Police cameras are a hot button issue. Many applaud the use of the cameras as a way of transparency. Police wield certain power and it shouldn't go unchecked. But mostly, body cameras are there to review a situation AFTER something has gone horribly wrong.

The entire point of having cameras mounted to police officers is for people to see what really happened. They're impartial and just show the scene as it happened. That's the real beauty of them. You can't distort the facts. Or can you...

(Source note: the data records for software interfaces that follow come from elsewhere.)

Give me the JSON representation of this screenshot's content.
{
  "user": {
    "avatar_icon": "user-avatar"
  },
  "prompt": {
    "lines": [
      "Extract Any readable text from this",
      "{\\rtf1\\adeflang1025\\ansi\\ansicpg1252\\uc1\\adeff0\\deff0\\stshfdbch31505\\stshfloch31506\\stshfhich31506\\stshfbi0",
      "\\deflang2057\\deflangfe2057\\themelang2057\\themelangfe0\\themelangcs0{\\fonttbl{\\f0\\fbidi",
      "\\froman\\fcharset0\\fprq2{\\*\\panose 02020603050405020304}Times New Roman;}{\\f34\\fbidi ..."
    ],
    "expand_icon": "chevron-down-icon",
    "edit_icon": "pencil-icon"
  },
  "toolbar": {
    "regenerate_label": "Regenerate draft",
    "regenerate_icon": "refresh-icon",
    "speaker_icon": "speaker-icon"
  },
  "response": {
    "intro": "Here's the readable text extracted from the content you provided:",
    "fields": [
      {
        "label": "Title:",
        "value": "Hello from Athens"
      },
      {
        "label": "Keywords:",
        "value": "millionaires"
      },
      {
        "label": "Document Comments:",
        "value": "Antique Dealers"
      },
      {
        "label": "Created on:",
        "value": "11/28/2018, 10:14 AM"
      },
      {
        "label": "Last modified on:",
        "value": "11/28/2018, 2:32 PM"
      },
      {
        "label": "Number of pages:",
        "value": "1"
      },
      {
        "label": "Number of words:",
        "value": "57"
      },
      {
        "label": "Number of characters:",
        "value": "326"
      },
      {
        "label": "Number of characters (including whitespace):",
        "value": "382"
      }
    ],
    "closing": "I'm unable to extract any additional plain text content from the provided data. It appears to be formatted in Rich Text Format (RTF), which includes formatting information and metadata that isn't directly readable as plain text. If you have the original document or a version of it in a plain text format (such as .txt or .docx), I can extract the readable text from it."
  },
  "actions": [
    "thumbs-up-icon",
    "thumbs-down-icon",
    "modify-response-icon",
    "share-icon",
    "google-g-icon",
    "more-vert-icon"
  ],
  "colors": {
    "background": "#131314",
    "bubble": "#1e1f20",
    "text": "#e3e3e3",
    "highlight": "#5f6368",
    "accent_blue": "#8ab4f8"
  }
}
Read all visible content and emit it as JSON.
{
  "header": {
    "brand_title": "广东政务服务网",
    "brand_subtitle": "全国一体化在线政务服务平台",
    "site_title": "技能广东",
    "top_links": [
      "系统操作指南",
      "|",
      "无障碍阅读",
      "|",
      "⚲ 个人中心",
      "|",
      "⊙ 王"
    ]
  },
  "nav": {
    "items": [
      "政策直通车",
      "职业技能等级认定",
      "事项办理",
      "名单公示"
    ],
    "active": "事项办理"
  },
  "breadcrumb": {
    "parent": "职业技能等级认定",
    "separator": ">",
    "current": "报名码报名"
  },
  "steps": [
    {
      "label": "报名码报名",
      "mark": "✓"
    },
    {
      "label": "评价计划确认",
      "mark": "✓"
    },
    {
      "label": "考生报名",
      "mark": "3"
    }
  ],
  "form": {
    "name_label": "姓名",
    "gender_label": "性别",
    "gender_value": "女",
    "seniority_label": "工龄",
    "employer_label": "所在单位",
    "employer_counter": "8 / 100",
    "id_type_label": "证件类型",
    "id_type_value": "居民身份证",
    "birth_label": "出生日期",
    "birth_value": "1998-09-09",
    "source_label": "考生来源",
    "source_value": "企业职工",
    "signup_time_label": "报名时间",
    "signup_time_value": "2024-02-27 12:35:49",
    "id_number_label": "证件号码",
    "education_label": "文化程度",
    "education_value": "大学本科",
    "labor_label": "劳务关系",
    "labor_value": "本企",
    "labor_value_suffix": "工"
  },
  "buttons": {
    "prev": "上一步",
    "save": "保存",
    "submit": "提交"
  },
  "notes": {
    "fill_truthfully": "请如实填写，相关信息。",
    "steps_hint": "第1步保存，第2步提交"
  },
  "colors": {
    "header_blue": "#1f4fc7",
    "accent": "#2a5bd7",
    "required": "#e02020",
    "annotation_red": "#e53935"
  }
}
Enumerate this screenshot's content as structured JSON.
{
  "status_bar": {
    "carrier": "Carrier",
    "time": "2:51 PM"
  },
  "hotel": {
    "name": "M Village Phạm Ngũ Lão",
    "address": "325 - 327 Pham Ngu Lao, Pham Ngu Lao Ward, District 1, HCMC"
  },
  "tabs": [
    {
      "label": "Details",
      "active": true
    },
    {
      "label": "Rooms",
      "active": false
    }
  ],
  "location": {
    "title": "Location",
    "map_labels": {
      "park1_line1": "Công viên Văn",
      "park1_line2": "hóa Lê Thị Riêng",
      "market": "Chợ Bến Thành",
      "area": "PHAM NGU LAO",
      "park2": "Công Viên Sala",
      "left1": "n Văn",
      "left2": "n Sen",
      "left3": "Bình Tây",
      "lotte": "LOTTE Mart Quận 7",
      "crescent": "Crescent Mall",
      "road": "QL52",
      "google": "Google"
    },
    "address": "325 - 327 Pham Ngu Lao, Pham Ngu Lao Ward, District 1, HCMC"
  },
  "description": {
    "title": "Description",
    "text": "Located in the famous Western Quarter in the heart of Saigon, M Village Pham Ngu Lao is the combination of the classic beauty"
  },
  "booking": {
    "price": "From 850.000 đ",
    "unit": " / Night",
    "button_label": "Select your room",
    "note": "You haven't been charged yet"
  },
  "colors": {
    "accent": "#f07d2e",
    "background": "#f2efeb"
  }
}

A cybersecurity consultant from tech company Nuix, named Josh Mitchel made an appearance at the DEF CON conference on August 11th. For those of you not in the know, DEF CON is one of the world's largest hacker conferences. It's been held once a year in Las Vegas since 1993. Mr. Mitchel gave a speech at this year's DEF CON titled "Ridealong Adventures--Critical Issues With Police Body Cameras" and in that speech, he talked about the vulnerabilities of body cameras made by Vievu, Patrol Eyes, Fire Cam, and CeeSc. Three of those devices listed above have wi-fi, while the CeeSc WV-8 does not.

What he discovered with some of those cameras, is that you can remotely hack into them, download the footage, re-edit and then re-upload to the camera -- with no evidence that the footage has been tampered with. It wouldn't matter if you saw a cut or an edit on the footage as there would be no proof that the footage had been altered.

Models from market leader Axiom weren't tested and models from Digital Ally proved to be currently un-hackable. This is a big deal. T

In an article with Wired Mitchel states:

"These videos can be as powerful as something like DNA evidence, but if they're not properly protected there's the potential that the footage could be modified or replaced," Mitchell says. "I can connect to the cameras, log in, view media, modify media, make changes to the file structures. Those are big issues."

I hope the powers that be are listening and that the right precautions are being taken, as this could render any impartialness null and void.

Source: WIRED